Every day we see numerous adverts and clips on the television without ever wondering how they actually make them and take something from a simple idea into what we are seeing. Video production done well looks awesome, although as you can tell if you have seen some of the clips on YouTube, getting it looking professional is not as easy as it sounds. Regardless of the content, every video that you see has come together using essentially the same process, and it is the same whether you are actually shooting the film yourself, for a short clip, or it is being filmed by someone else for a large scale production, such as a movie or television programme. It still ends up with pre-production, production and post-production.
The Pre-Production Phase
Pre-production can be quite challenging as it involves everything that is going to happen before the cameras start to record. During pre-production the entire script and story is broken down into individual scenes, and all of the logistics for each one need to be organised. This includes the locations, any props that might be required, the members of the cast, along with the costumes or clothes they will be wearing in each individual shot. Additional aspects for consideration would include any special effects, with everything co-ordinated into an extremely detailed schedule, to ensure everyone and everything needed is going to be available in the right place at the right time. It is common for a complete read through to occur with all parties speaking, which gives everyone the feel of what they are about to do.

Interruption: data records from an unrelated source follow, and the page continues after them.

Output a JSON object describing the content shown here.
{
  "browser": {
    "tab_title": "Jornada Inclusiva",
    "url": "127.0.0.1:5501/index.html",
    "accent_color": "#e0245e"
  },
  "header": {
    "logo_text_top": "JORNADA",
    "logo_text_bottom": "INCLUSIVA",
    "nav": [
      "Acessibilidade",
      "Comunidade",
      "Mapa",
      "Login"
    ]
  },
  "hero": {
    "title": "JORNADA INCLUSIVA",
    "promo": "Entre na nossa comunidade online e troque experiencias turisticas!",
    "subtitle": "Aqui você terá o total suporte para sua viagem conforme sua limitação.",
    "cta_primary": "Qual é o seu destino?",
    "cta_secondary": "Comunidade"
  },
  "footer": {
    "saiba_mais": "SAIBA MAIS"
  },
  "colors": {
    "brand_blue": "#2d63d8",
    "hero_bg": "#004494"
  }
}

As with a video production company in the UAE, or the USA, production is where the actual filming and footage are recorded, as per the instructions from pre-production. Shooting even a short video can take a significant amount of time and some scenes may be repeated many times before the director is satisfied, before repeating the exercise from another angle, until the scene is considered “covered.” It can feel to the participants a little bit disjointed, as it will not necessarily be shot in chronological order of how the story comes together, with the end scenes possibly shot some time before the beginning and the middle.
Post production begins when all of the filming has been completed and the producer believes they have all of the material necessary. It is now time for the story to really come together. The film and the sound will be edited as needed and the correct chronology brought to bear, to make the production flow. This is also the time when any musical score is added and the special effects department can include any computer graphics to enhance the visual effects. This is when the sound elements are married into the video and the final picture is considered completed, or “locked.”
What happens from here really depends on the nature of the final product. If it an advert it is distributed to the company or agency who ordered it, while if it is a movie, the marketing machine will roll into action, to see it pushed and promoted, using press releases and a red carpet premiere, to try to generate both awareness and excitement.
Making movies, even short ones is a long and painful process that needs true professionals to get it right.